Then things changed, and you know that by now. For the first time in as long as I can remember, the Stars scored four goals without help from their power play (which got fewer than the requisite three chances, you may have noticed). The Stars heard you scoff at their halfway point turnaround with guffaws of "score effects!" and "too little, too late!" The Stars heard you doubting their ability to score three goals in one period, and they were not amused. If you haven't apologized to them for your lack of faith, maybe send them a gift basket. (They probably need some new gum, as most of their supply is surely down the back of Klingberg's jersey by this time.)

Lots was made of Ruff's Ruffling, and it's hard to discount its effect given the obvious correlation with the Stars' possession dominance. However much the new linemates helped jump start the squad, we've seen the Stars go down by three goals and tune the satellite radio to GOALS XM before, so you can't have been totally shocked that they found a way to come back. They could easily have won this thing in regulation if Nichushkin's slapshot had found a friendlier part of the post, but that wouldn't have been nearly as much fun, would it?

I watched this game (with a late start) after driving 200+ miles, but to my weary eyes, both Cody Eakin and Johnny Oduya had really good games. It was great to see Eakin get rewarded (he was a hair's breadth from three assists on both the Sharp OT alley-oop and the Goose goal), and Johnny Oduya had at least two goal-saving plays in addition to some great puck-carrying to get the puck into the offensive zone. The Stars' top line wasn't quite in sync for much of the game, but this team really is pretty deep, and it was a treat to see that depth hold up when the game could have fallen out of reach (which I guess would be like 9-0 for the Stars). Goligoski got the first goal (he also had a very good game tonight), but it was the product of a team-wide push led by a few of the secondary folks.
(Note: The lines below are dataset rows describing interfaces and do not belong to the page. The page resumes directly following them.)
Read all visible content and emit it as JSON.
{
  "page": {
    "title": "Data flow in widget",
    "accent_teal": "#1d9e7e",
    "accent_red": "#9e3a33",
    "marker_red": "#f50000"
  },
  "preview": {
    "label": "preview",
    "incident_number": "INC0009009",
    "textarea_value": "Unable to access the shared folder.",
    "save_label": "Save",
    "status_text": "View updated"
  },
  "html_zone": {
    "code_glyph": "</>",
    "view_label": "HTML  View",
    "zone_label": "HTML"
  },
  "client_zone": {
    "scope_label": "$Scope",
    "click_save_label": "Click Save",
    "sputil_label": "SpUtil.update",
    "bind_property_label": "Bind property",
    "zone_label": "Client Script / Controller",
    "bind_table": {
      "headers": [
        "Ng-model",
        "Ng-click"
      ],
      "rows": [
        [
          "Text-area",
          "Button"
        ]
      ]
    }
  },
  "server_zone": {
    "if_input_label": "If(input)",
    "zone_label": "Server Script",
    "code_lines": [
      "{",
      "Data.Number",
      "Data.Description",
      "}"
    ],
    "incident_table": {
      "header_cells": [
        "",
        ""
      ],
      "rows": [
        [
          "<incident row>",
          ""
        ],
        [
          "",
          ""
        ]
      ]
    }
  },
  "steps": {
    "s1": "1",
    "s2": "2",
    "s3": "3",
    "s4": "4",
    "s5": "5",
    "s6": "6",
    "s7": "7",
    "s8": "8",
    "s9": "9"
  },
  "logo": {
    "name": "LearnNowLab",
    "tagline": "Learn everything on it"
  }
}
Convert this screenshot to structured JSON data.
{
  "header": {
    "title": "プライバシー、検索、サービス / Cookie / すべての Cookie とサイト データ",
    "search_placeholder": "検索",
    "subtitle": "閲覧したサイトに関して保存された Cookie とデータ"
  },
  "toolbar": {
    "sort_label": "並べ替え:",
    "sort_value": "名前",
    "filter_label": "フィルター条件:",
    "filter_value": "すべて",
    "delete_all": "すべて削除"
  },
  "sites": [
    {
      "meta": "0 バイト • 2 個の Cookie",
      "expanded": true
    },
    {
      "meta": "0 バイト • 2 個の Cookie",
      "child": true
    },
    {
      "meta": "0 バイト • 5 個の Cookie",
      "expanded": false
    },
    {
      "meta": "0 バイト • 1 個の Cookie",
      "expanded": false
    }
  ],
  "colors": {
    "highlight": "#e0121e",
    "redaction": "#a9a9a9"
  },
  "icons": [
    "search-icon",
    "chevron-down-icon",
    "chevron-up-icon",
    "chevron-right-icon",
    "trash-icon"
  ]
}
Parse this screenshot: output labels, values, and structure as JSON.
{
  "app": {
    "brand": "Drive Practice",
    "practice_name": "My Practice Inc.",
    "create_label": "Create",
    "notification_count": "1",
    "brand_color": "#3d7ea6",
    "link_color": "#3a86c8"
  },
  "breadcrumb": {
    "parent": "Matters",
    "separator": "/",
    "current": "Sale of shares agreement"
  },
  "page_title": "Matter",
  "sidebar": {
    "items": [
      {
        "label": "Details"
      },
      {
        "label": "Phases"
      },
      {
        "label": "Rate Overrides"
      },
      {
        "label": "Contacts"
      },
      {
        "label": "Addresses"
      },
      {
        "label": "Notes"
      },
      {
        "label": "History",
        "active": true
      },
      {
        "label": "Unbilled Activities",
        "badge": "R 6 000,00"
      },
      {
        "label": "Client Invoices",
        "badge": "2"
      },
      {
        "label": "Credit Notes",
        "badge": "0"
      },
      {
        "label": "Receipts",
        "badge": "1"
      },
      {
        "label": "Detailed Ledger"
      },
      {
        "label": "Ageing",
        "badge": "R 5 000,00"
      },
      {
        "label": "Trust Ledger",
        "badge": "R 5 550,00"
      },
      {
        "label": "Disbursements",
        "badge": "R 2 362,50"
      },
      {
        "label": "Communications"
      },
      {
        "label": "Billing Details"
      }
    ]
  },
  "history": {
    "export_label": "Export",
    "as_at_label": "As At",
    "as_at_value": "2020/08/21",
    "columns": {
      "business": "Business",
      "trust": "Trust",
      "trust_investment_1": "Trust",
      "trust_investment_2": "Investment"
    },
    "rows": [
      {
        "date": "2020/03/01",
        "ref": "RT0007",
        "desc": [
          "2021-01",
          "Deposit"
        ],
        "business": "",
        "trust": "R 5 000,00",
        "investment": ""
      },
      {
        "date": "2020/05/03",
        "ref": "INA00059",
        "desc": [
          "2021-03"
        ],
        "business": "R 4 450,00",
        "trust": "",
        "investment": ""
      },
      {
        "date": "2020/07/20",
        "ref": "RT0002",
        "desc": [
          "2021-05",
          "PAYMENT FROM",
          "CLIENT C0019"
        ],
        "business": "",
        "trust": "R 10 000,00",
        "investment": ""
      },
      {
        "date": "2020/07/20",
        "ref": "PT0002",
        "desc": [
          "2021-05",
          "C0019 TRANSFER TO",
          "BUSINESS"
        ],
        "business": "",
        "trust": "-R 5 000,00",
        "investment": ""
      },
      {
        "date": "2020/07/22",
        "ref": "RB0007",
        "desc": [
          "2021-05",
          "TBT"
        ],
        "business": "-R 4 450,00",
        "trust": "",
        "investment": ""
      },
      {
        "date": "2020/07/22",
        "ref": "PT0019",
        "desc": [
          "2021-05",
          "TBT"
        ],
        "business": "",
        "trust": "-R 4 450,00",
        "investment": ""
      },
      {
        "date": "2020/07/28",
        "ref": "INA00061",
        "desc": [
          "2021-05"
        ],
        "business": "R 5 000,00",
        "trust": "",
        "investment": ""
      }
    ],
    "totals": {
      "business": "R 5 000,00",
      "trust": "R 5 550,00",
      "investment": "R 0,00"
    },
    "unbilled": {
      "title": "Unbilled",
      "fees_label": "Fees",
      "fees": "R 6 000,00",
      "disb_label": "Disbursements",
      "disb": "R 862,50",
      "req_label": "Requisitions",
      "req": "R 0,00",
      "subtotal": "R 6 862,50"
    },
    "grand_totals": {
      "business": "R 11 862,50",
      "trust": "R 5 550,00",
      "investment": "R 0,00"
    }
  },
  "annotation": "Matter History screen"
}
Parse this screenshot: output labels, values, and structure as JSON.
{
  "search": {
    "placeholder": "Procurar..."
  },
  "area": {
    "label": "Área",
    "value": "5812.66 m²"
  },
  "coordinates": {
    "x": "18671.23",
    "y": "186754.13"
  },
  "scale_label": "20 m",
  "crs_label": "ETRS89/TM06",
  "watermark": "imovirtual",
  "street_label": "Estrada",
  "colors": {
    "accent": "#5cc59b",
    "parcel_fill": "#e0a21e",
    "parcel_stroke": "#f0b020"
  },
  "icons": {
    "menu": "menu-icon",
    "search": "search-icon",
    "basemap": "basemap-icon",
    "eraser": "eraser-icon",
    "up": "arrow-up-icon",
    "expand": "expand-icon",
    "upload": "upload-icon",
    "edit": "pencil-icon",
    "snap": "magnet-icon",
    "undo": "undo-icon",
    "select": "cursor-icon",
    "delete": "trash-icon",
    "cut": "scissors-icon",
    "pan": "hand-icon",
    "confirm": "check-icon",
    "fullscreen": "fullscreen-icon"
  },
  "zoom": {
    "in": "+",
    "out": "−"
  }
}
If the Canucks game was like the Stars switching places with the Senators in Tuesday's game, tonight's contest was perhaps a wonderful alternate timeline of that debacle. The Stars again went down early, but instead of opening things up too much and trading chances, they shored things up on their end first, then leaned on the gas steadily and continually. Antti Niemi had as good a game as a goalie can have after letting in three, and that is another reason why I will probably stop applying for NHL coaching jobs: I would have been sorely tempted to get Jack Campbell some ice time after that third goal, but Ruff's memory for this team's puck-based weaponry is better than mine, and he was vindicated tonight. You don't have to admit that Ruff is the league's best coach after this game, but if you can't give him credit for making some good decisions tonight, then you probably never will.

I have typed 1,500 words without talking about Benn's shorthanded goal. Good for Cody Eakin to be ready for the other team to gift the Stars a puck this time, and very good on Cody Eakin for using telepathy on Jamie Benn to convince him to shoot. We've seen Eakin score plenty of goals on odd-man rushes, but when Benn gets that much space, I would like him to shoot all of the times. His wrister tonight was almost Ovechkinish in its sheer force, and I am once again reminded that those carbon fiber sticks are deadly weapons in his hands.

John Klingberg only scored two points tonight, but his first of the two was comforting proof that John has let bygones be bygones when it comes to the universe's sabotaging his high-risk moves. All he did was confund Zucker with a dance that needs to be copyrighted yesterday, walk the line as he waited for his opening, and fire the puck past a screened Kuemper for the tying goal late in the third period. This guy is the guy, is what I am telling you. You already knew that, though:

Finally, the Wild selected the Chicago Blackhawks Darcy Kuemper as the third star of the night. It's remarkable that a goalie who gave up four goals could be adjudged a higher honor than Jamie Benn tonight, but that is the Dallas Stars this year. If you can hold them to four goals, we'll all assume that you're doing your very best.